Schneier's post quotes the original article and says unfortunately we don't know more. Literally over 50% of it is a quote from another article which he derides for it's lack of substance. Not sure what the point is.
We all need to resist the urge to judge pages linked from HN in the context of "worthy of the front page of Hacker News". Sometimes authors are writing explicitly to that kind of audience, but often, as in this case, they're not. In the context of the service Schneier is trying to provide, this is a solid and useful post.

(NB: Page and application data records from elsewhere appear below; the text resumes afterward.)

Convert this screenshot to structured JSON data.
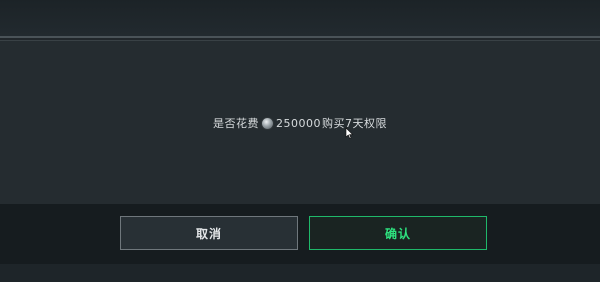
{
  "dialog": {
    "message_prefix": "是否花费",
    "currency_icon": "silver-coin-icon",
    "amount": "250000",
    "message_suffix": "购买7天权限"
  },
  "buttons": {
    "cancel_label": "取消",
    "confirm_label": "确认"
  },
  "colors": {
    "confirm_accent": "#2ee27f",
    "confirm_border": "#1fb86a",
    "cancel_border": "#6f777c"
  }
}
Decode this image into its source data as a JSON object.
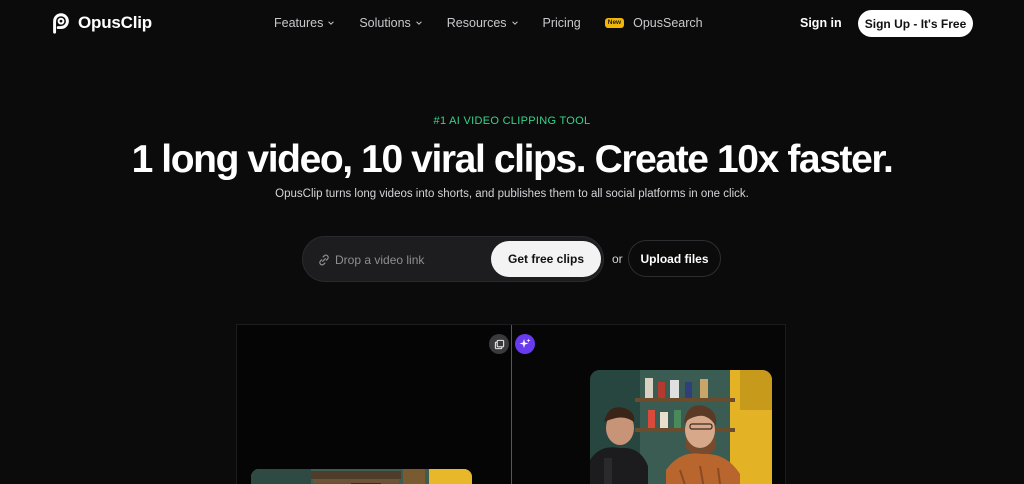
{
  "nav": {
    "logo_text": "OpusClip",
    "menu": [
      {
        "label": "Features",
        "has_dropdown": true
      },
      {
        "label": "Solutions",
        "has_dropdown": true
      },
      {
        "label": "Resources",
        "has_dropdown": true
      },
      {
        "label": "Pricing",
        "has_dropdown": false
      }
    ],
    "opussearch": {
      "badge": "New",
      "label": "OpusSearch"
    },
    "signin_label": "Sign in",
    "signup_label": "Sign Up - It's Free"
  },
  "hero": {
    "eyebrow": "#1 AI VIDEO CLIPPING TOOL",
    "headline": "1 long video, 10 viral clips. Create 10x faster.",
    "subline": "OpusClip turns long videos into shorts, and publishes them to all social platforms in one click.",
    "link_input": {
      "value": "",
      "placeholder": "Drop a video link"
    },
    "get_clips_label": "Get free clips",
    "or_label": "or",
    "upload_label": "Upload files"
  },
  "colors": {
    "background": "#0b0b0c",
    "eyebrow_green": "#34d48a",
    "accent_purple": "#6a3af0",
    "badge_yellow": "#f2b705"
  },
  "icons": {
    "logo": "opusclip-logo-icon",
    "link": "link-icon",
    "copy": "copy-icon",
    "sparkle": "sparkle-icon",
    "chevron": "chevron-down-icon"
  }
}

I also find supercomputers relevant to PRNGs, both on the overall PRNG security front and on the inadequate seeding front. Since CSPRNGs are not designed to be slow to calculate, supercomputers can be used to attack key generation from inadequate seeding, given some useful model of what the effective space of seeds could have been.
For instance, there are probably still many embedded systems that are initializing without anything that is reasonably called "environmental noise", and their state space is dangerously small, yet maybe still challenging for most organizations to search, depending on exactly what they initialized it with.
Of course (not that you disagree), if you have this problem, you have it with or without NSA supercomputers!
I don't think CryptGenRandom or urandom on general-purpose computers is a viable target for this, though, regardless of how "fast" the CSPRNG is.
The goal of this is that if there is a cryptanalytic attack that gives brute force a 2⁴⁰ speedup and hence attackers build custom hardware to implement it, their hardware is still not effective against the other cipher and they have to do something different (maybe hard to characterize how difficult the different thing would be anticipated to be).
If you're paranoid about AES, use Chapoly (or just use Chapoly because it's in many ways more convenient to use than AES). Don't build elaborate cascades (all cascades qualify), and don't randomize S-boxes.
It is hard enough getting these systems right when you're playing exactly by the book. If you're designing a cryptosystem and you're not a professional cryptographer, the list of things you should be worried about getting wrong is very long and very scary.
Serious question. I know nothing about crypto, just assumed "more is better, but slower".
AES-Serpent is probably not less safe than AES; it's just not necessarily as much more safe as you'd expect.
A much bigger concern than which precise ciphers you're using is which block cipher mode you're operating under; Truecrypt/Veracrypt uses XTS --- like most disk encryption --- which (among other things) isn't authenticated.
The funniest thing about TC/VC's cascades is that the keys are derived from passwords anyways: a giant clunking complicated block cipher cascade resting on top of a low-entry password secret. It's just a silly design.
AES-128 is the norm. No NSA supercomputer should convince you to use AES-256.
I can't tell if it's sarcasm. (it's a serious question)
When I was reading the news article, I thought to myself, should they really be publishing classified information? The dumb leak was one thing, but publishing it more broadly is a whole different thing. If this was a government contract, I would assume these are classified documents (which they are). Obviously we tax payers should have the right to know, but logically, wouldn't that consider a crime just like leaking to Wiki Leaks?
are you not familiar with the intercept? it was initally created mainly to publish snowden documents
> wouldn't that consider a crime just like leaking to Wiki Leaks?
we have freedom of the press in america
In the US, you effectively can, assuming you are actually the press and have the means of defending yourself. While there are laws on the books that supposedly limit this in various ways, they are generally not invoked - notice the government typically asks papers to delay publishing classified information they may have received.